From the data below, restate every line word for word.

----- INFORMATION GIVEN

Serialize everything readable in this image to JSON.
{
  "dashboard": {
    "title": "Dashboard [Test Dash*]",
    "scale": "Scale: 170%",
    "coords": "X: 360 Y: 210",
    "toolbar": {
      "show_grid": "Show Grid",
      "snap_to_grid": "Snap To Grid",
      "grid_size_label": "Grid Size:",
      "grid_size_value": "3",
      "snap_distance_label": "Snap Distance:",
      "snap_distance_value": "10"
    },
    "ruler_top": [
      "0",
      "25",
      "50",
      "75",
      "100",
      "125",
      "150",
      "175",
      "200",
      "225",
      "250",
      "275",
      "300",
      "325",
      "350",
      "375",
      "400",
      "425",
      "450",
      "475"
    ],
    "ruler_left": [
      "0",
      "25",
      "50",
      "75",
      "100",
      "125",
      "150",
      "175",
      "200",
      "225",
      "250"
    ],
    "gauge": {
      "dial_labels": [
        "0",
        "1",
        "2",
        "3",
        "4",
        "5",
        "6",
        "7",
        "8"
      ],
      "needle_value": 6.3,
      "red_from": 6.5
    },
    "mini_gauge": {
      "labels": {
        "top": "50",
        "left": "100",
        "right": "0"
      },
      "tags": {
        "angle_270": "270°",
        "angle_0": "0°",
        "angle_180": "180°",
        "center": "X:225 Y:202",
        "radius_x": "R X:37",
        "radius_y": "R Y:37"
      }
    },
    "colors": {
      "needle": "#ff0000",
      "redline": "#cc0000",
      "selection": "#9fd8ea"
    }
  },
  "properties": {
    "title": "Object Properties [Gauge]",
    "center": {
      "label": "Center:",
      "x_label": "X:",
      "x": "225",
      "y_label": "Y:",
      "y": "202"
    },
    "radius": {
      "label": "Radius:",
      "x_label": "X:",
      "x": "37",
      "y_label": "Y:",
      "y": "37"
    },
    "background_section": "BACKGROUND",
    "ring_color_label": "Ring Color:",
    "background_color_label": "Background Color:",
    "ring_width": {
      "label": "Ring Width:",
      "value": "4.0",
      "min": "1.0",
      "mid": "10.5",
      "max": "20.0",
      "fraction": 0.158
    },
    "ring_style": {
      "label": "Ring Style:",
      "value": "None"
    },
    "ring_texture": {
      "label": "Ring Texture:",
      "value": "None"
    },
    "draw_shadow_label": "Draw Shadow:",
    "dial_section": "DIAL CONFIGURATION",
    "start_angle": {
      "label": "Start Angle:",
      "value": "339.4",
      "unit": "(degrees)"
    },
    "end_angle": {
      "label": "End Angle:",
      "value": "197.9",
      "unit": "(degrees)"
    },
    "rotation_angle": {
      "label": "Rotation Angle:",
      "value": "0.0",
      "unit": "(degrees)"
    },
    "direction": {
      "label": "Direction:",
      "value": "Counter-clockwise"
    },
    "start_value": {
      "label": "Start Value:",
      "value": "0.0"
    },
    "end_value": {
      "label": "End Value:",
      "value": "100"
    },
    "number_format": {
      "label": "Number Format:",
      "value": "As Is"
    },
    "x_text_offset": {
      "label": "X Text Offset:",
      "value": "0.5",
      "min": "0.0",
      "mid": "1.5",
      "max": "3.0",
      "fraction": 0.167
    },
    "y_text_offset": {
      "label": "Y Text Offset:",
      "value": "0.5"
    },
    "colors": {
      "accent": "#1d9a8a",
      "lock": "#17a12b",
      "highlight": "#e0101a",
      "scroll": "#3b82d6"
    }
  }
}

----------

_WRITTEN ANSWER_.
Serialize everything readable in this image to JSON.
{
  "dashboard": {
    "title": "Dashboard [Test Dash*]",
    "scale": "Scale: 170%",
    "coords": "X: 360 Y: 210",
    "toolbar": {
      "show_grid": "Show Grid",
      "snap_to_grid": "Snap To Grid",
      "grid_size_label": "Grid Size:",
      "grid_size_value": "3",
      "snap_distance_label": "Snap Distance:",
      "snap_distance_value": "10"
    },
    "ruler_top": [
      "0",
      "25",
      "50",
      "75",
      "100",
      "125",
      "150",
      "175",
      "200",
      "225",
      "250",
      "275",
      "300",
      "325",
      "350",
      "375",
      "400",
      "425",
      "450",
      "475"
    ],
    "ruler_left": [
      "0",
      "25",
      "50",
      "75",
      "100",
      "125",
      "150",
      "175",
      "200",
      "225",
      "250"
    ],
    "gauge": {
      "dial_labels": [
        "0",
        "1",
        "2",
        "3",
        "4",
        "5",
        "6",
        "7",
        "8"
      ],
      "needle_value": 6.3,
      "red_from": 6.5
    },
    "mini_gauge": {
      "labels": {
        "top": "50",
        "left": "100",
        "right": "0"
      },
      "tags": {
        "angle_270": "270°",
        "angle_0": "0°",
        "angle_180": "180°",
        "center": "X:225 Y:202",
        "radius_x": "R X:37",
        "radius_y": "R Y:37"
      }
    },
    "colors": {
      "needle": "#ff0000",
      "redline": "#cc0000",
      "selection": "#9fd8ea"
    }
  },
  "properties": {
    "title": "Object Properties [Gauge]",
    "center": {
      "label": "Center:",
      "x_label": "X:",
      "x": "225",
      "y_label": "Y:",
      "y": "202"
    },
    "radius": {
      "label": "Radius:",
      "x_label": "X:",
      "x": "37",
      "y_label": "Y:",
      "y": "37"
    },
    "background_section": "BACKGROUND",
    "ring_color_label": "Ring Color:",
    "background_color_label": "Background Color:",
    "ring_width": {
      "label": "Ring Width:",
      "value": "4.0",
      "min": "1.0",
      "mid": "10.5",
      "max": "20.0",
      "fraction": 0.158
    },
    "ring_style": {
      "label": "Ring Style:",
      "value": "None"
    },
    "ring_texture": {
      "label": "Ring Texture:",
      "value": "None"
    },
    "draw_shadow_label": "Draw Shadow:",
    "dial_section": "DIAL CONFIGURATION",
    "start_angle": {
      "label": "Start Angle:",
      "value": "339.4",
      "unit": "(degrees)"
    },
    "end_angle": {
      "label": "End Angle:",
      "value": "197.9",
      "unit": "(degrees)"
    },
    "rotation_angle": {
      "label": "Rotation Angle:",
      "value": "0.0",
      "unit": "(degrees)"
    },
    "direction": {
      "label": "Direction:",
      "value": "Counter-clockwise"
    },
    "start_value": {
      "label": "Start Value:",
      "value": "0.0"
    },
    "end_value": {
      "label": "End Value:",
      "value": "100"
    },
    "number_format": {
      "label": "Number Format:",
      "value": "As Is"
    },
    "x_text_offset": {
      "label": "X Text Offset:",
      "value": "0.5",
      "min": "0.0",
      "mid": "1.5",
      "max": "3.0",
      "fraction": 0.167
    },
    "y_text_offset": {
      "label": "Y Text Offset:",
      "value": "0.5"
    },
    "colors": {
      "accent": "#1d9a8a",
      "lock": "#17a12b",
      "highlight": "#e0101a",
      "scroll": "#3b82d6"
    }
  }
}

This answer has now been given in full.